[Source information — start]

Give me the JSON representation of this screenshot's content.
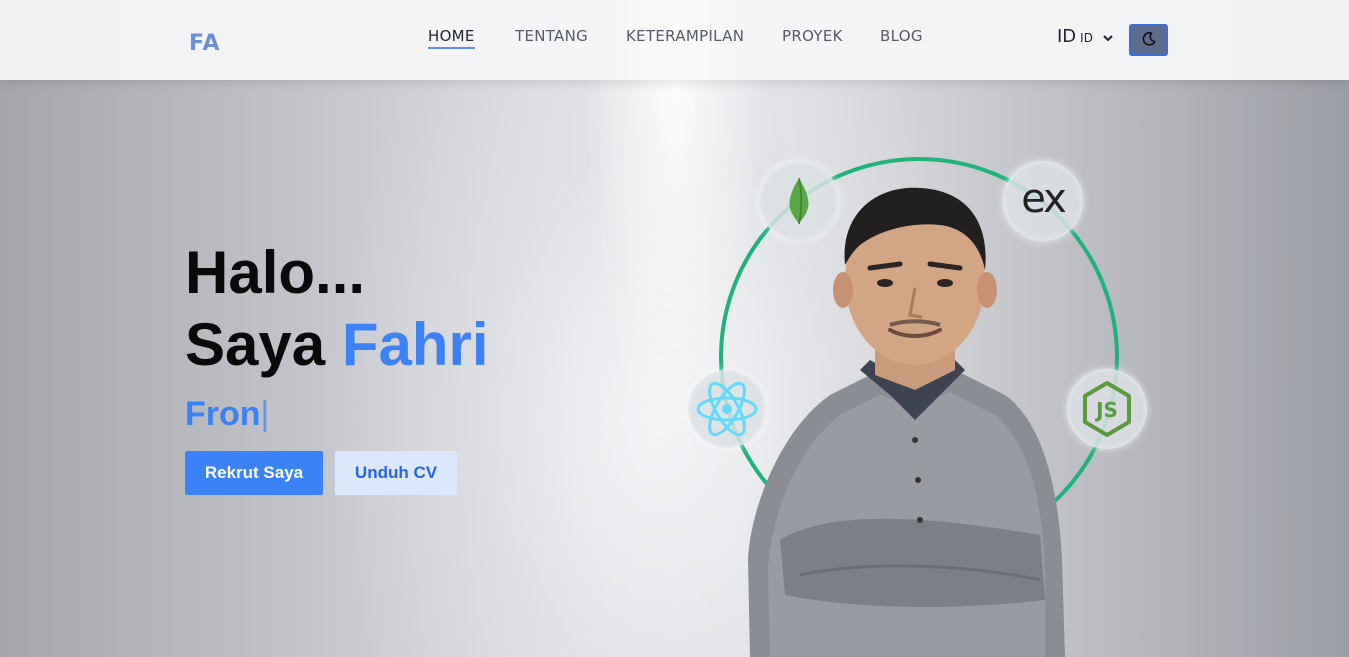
{
  "header": {
    "logo": "FA",
    "nav": [
      {
        "label": "HOME",
        "active": true
      },
      {
        "label": "TENTANG",
        "active": false
      },
      {
        "label": "KETERAMPILAN",
        "active": false
      },
      {
        "label": "PROYEK",
        "active": false
      },
      {
        "label": "BLOG",
        "active": false
      }
    ],
    "language": {
      "code": "ID",
      "flag_text": "ID"
    },
    "theme_icon": "moon-icon"
  },
  "hero": {
    "greeting": "Halo...",
    "intro": "Saya",
    "name": "Fahri",
    "typed_text": "Fron",
    "cursor": "|",
    "hire_button": "Rekrut Saya",
    "cv_button": "Unduh CV"
  },
  "tech_icons": [
    "mongodb-icon",
    "express-icon",
    "react-icon",
    "nodejs-icon"
  ],
  "express_logo_text": "ex",
  "colors": {
    "accent": "#3b82f6",
    "logo": "#6d8fd6",
    "orbit": "#1fb37b",
    "theme_button": "#5d6c8c"
  }
}
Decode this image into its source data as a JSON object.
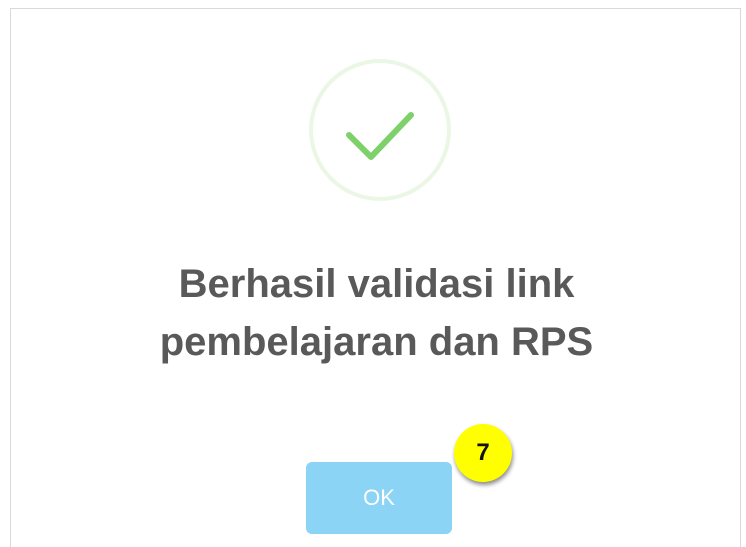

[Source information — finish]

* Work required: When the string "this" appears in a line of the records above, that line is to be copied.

* Written solution:
Give me the JSON representation of this screenshot's content.
Decode this image into its source data as a JSON object.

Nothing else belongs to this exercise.